|International Classification||F23K1/04, B02C21/00, F23K3/02|
|Cooperative Classification||B02C21/00, F23K1/04, F23K3/02|
|European Classification||B02C21/00, F23K3/02, F23K1/04|
|Dec 23, 1983||AS||Assignment|
Owner name: WILLIAMS PATENT CRUSHER AND PULVERIZER COMPANY, A
Free format text: ASSIGNMENT OF ASSIGNORS INTEREST.;ASSIGNOR:WILLIAMS, ROBERT M.;REEL/FRAME:004204/0306
Effective date: 19831213
Owner name: WILLIAMS PATENT CRUSHER AND PULVERIZER COMPANY,, S

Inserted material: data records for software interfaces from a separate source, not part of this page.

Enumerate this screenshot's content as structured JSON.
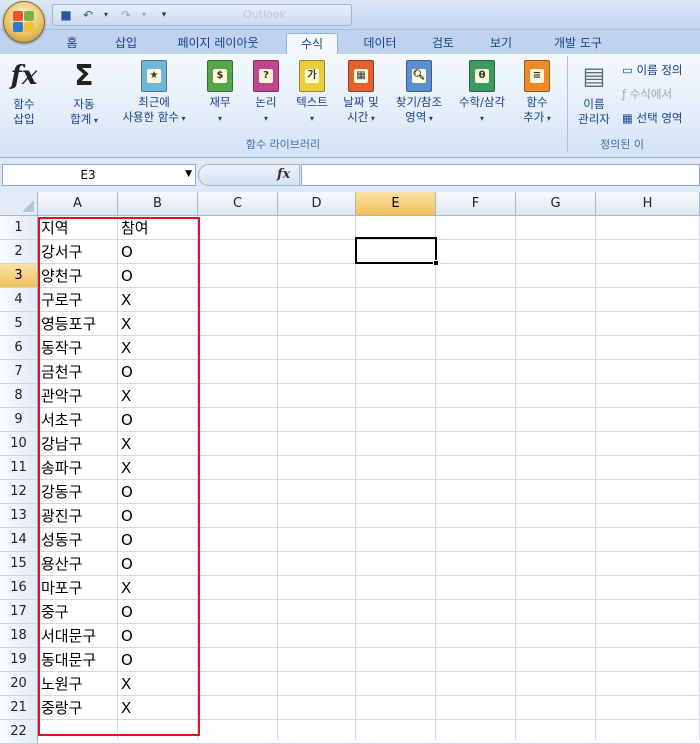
{
  "app": {
    "title": "Outlook"
  },
  "tabs": [
    "홈",
    "삽입",
    "페이지 레이아웃",
    "수식",
    "데이터",
    "검토",
    "보기",
    "개발 도구"
  ],
  "active_tab": "수식",
  "ribbon": {
    "insert_function": "함수\n삽입",
    "autosum": "자동\n합계",
    "recent": "최근에\n사용한 함수",
    "finance": "재무",
    "logical": "논리",
    "text": "텍스트",
    "datetime": "날짜 및\n시간",
    "lookup": "찾기/참조\n영역",
    "math": "수학/삼각",
    "more": "함수\n추가",
    "group1_label": "함수 라이브러리",
    "name_manager": "이름\n관리자",
    "define_name": "이름 정의",
    "use_in_formula": "수식에서",
    "create_from_selection": "선택 영역",
    "group2_label": "정의된 이"
  },
  "formula_bar": {
    "name_box": "E3",
    "fx": "fx",
    "content": ""
  },
  "columns": [
    "A",
    "B",
    "C",
    "D",
    "E",
    "F",
    "G",
    "H"
  ],
  "selected_column": "E",
  "selected_row": 3,
  "rows": [
    {
      "n": "1",
      "a": "지역",
      "b": "참여"
    },
    {
      "n": "2",
      "a": "강서구",
      "b": "O"
    },
    {
      "n": "3",
      "a": "양천구",
      "b": "O"
    },
    {
      "n": "4",
      "a": "구로구",
      "b": "X"
    },
    {
      "n": "5",
      "a": "영등포구",
      "b": "X"
    },
    {
      "n": "6",
      "a": "동작구",
      "b": "X"
    },
    {
      "n": "7",
      "a": "금천구",
      "b": "O"
    },
    {
      "n": "8",
      "a": "관악구",
      "b": "X"
    },
    {
      "n": "9",
      "a": "서초구",
      "b": "O"
    },
    {
      "n": "10",
      "a": "강남구",
      "b": "X"
    },
    {
      "n": "11",
      "a": "송파구",
      "b": "X"
    },
    {
      "n": "12",
      "a": "강동구",
      "b": "O"
    },
    {
      "n": "13",
      "a": "광진구",
      "b": "O"
    },
    {
      "n": "14",
      "a": "성동구",
      "b": "O"
    },
    {
      "n": "15",
      "a": "용산구",
      "b": "O"
    },
    {
      "n": "16",
      "a": "마포구",
      "b": "X"
    },
    {
      "n": "17",
      "a": "중구",
      "b": "O"
    },
    {
      "n": "18",
      "a": "서대문구",
      "b": "O"
    },
    {
      "n": "19",
      "a": "동대문구",
      "b": "O"
    },
    {
      "n": "20",
      "a": "노원구",
      "b": "X"
    },
    {
      "n": "21",
      "a": "중랑구",
      "b": "X"
    },
    {
      "n": "22",
      "a": "",
      "b": ""
    }
  ],
  "colors": {
    "highlight_box": "#e2111f",
    "ribbon_text": "#15428b"
  }
}
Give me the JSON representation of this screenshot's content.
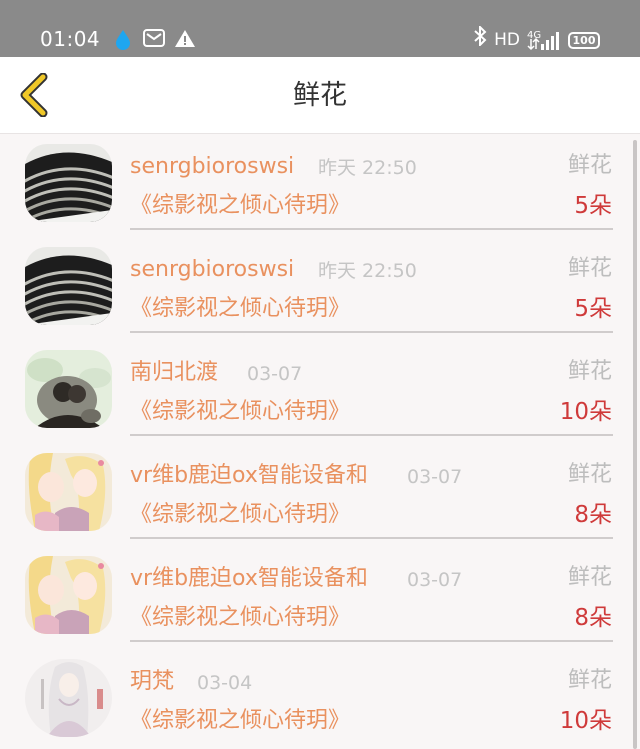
{
  "status_bar": {
    "time": "01:04",
    "network_label": "HD",
    "network_type": "4G",
    "battery": "100",
    "icons": [
      "drop-icon",
      "mail-icon",
      "warning-icon",
      "bluetooth-icon",
      "signal-icon"
    ]
  },
  "nav": {
    "title": "鲜花",
    "back_icon": "chevron-left-icon",
    "accent_color": "#e8c020"
  },
  "colors": {
    "name": "#e9915f",
    "count": "#cf3a3a",
    "muted": "#bdbdbd"
  },
  "items": [
    {
      "name": "senrgbioroswsi",
      "time": "昨天 22:50",
      "type": "鲜花",
      "book": "《综影视之倾心待玥》",
      "count": "5朵",
      "avatar": "fabric-avatar"
    },
    {
      "name": "senrgbioroswsi",
      "time": "昨天 22:50",
      "type": "鲜花",
      "book": "《综影视之倾心待玥》",
      "count": "5朵",
      "avatar": "fabric-avatar"
    },
    {
      "name": "南归北渡",
      "time": "03-07",
      "type": "鲜花",
      "book": "《综影视之倾心待玥》",
      "count": "10朵",
      "avatar": "ink-painting-avatar"
    },
    {
      "name": "vr维b鹿迫ox智能设备和",
      "time": "03-07",
      "type": "鲜花",
      "book": "《综影视之倾心待玥》",
      "count": "8朵",
      "avatar": "anime-couple-avatar"
    },
    {
      "name": "vr维b鹿迫ox智能设备和",
      "time": "03-07",
      "type": "鲜花",
      "book": "《综影视之倾心待玥》",
      "count": "8朵",
      "avatar": "anime-couple-avatar"
    },
    {
      "name": "玥梵",
      "time": "03-04",
      "type": "鲜花",
      "book": "《综影视之倾心待玥》",
      "count": "10朵",
      "avatar": "white-hair-avatar"
    }
  ]
}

Free format text: ASSIGNMENT OF ASSIGNORS INTEREST;ASSIGNOR:WILLIAMS, ROBERT M.;REEL/FRAME:004204/0306
Effective date: 19831213